TEXT OF INTERVIEW
Tess Vigeland: It's pigskin party time! Get out the chips and guac, maybe some colorful beads and jambalaya if you're a Saints fan... Or something, um, blue and white if you're a Colts fan? If you're a betting fan, you know the Colts have been favored by line-setters in Vegas since the final playoff round a couple of weeks ago. The Super Bowl is the biggest one-day sports gambling event of the year.
So we thought we'd take this opportunity to find out what a Vegas pro thinks about the whole stock-market-as-casino analogy. We reached John Avello at the Wynn hotel in Las Vegas, where he runs the sportsbook, and asked whether he thought the odds were any better on Wall Street than where he works.
John Avello: Probably not. Probably the bettors may have a little advantage in our world, because you're laying maybe a little less of a juice, so to speak, vigorish. And...
Vigeland: What is it that you just said?
Avello: Juice or the vigorish. In the world of stock-up betting or buying, you know, you have to pay a commission on your stock, and we also charge that in the race and sports book. The vigorish, or the "juice," as we call it, that is a commission that the races' sports book takes for every $100 you bet, we charge 10 percent. So let's take the Super Bowl for instance, if two teams and you were going to take the favorite and lay six points, you would lay $110 to win a $100. And if you won that bet, you would get back $210. Well, the losers, we get to keep their money and the winners get it back and that's how we make our money in Las Vegas sports books.
Vigeland: So would that be like the fees in my 401(k)?
Avello: It's a lot less than those fees. You really should look at those close.
Vigeland: So do you invest in the stock market? Have any of your retirement money in there?
Avello: Yes, I do. And things were looking pretty good for a while, and all of a sudden, they're not looking as favorable.
Vigeland: Yeah. So what does a Vegas bookmaker invest in?
Avello: For me, it's not about trying to select individual stocks. For me, it's more the mutual funds for long term, and I've always been a believer on "let the money work and be spread out and don't have to worry about administrating individual stocks."
Vigeland: Well, could I ask you to lay odds on a couple of things that we here at Marketplace Money are watching kind of closely these days? I promise I won't hold you to it.
Avello: OK, let's do it.
Vigeland: All right, health care reform. The odds of it happening this year?
Avello: Health care reform, I'm going to say the odds of it happening this year are probably 6-5 against. Last year, I would have laid probably 1-2 that it would happen.
Vigeland: And what about financial reform, making sure we don't get into another mess with the banks. That ever going to happen?
Avello: This year, yes. Long term, I'm not so sure. So for this year, I'll make that a pretty good favorite.

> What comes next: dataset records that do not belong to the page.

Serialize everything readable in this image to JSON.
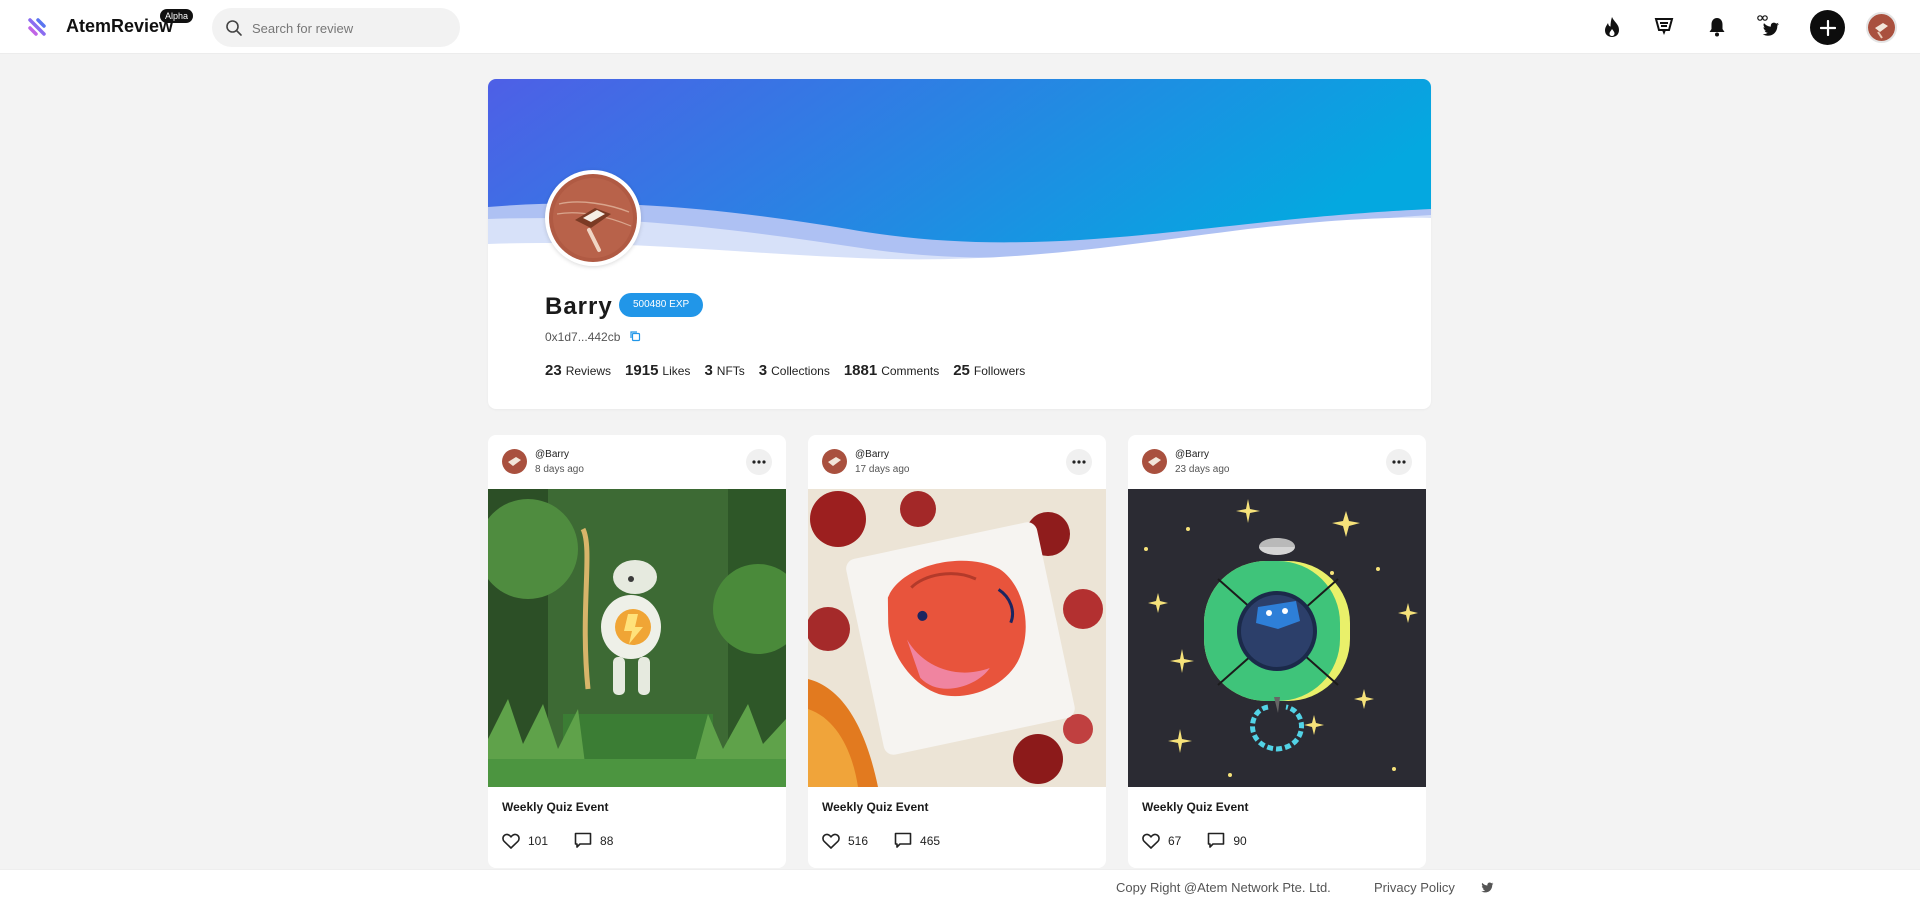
{
  "header": {
    "brand": "AtemReview",
    "badge": "Alpha",
    "search_placeholder": "Search for review",
    "icons": [
      "flame-icon",
      "trophy-icon",
      "bell-icon",
      "twitter-link-icon",
      "plus-icon",
      "avatar"
    ]
  },
  "profile": {
    "name": "Barry",
    "exp": "500480 EXP",
    "address": "0x1d7...442cb",
    "stats": [
      {
        "value": "23",
        "label": "Reviews"
      },
      {
        "value": "1915",
        "label": "Likes"
      },
      {
        "value": "3",
        "label": "NFTs"
      },
      {
        "value": "3",
        "label": "Collections"
      },
      {
        "value": "1881",
        "label": "Comments"
      },
      {
        "value": "25",
        "label": "Followers"
      }
    ],
    "banner_colors": [
      "#4e5fe6",
      "#1aa3e4"
    ]
  },
  "posts": [
    {
      "user": "@Barry",
      "time": "8 days ago",
      "title": "Weekly Quiz Event",
      "likes": "101",
      "comments": "88"
    },
    {
      "user": "@Barry",
      "time": "17 days ago",
      "title": "Weekly Quiz Event",
      "likes": "516",
      "comments": "465"
    },
    {
      "user": "@Barry",
      "time": "23 days ago",
      "title": "Weekly Quiz Event",
      "likes": "67",
      "comments": "90"
    }
  ],
  "footer": {
    "copyright": "Copy Right @Atem Network Pte. Ltd.",
    "privacy": "Privacy Policy"
  }
}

Vigeland: And what about this credit card legislation that's going to go into effect in a couple of weeks. Wanna bet that it'll really have any long-term effect on the credit card companies?
Avello: In the short term, I would probably make it 8-1 to that it won't succeed, only because it's going to take a little while for everyone to get used to, the economy will still be weak, the consumers don't really have a lot of alternatives. In the long term, I would make it a favorite, 2-3 hopefully that we will have learned our lessons and things have stabilized -- and you know, that's certainly wishful thinking. And won't work at all, I'd probably make 2-1 and that's because we may just get complacent and go back to our old habits again.
Vigeland: And finally, have you put a line out yet on the Red Sox winning the World Series this year?
Avello: Oh yes, the Red Sox to win a World Series has been up -- let's see -- must've been three months or so?
Vigeland: Ah... So they're going to take it all, right?
Avello: Uh... Well, there's a team in the east coast that has something to say about that Tess.
Vigeland: Uh oh. You're from New York, right?
Avello: Yeah, yes I am. And the Red Sox to win the World Series next year are 7-1. And what that means for every dollar that you would put up, you would win seven. If you're interested, Tess, I'm here in Nevada with open arms waiting for ya.
Vigeland: All right, I think it's about a three-hour drive, so I'll see you in a bit.
Vigeland: And by the way, he's picking "Avatar" to win its title match at the Oscars next month.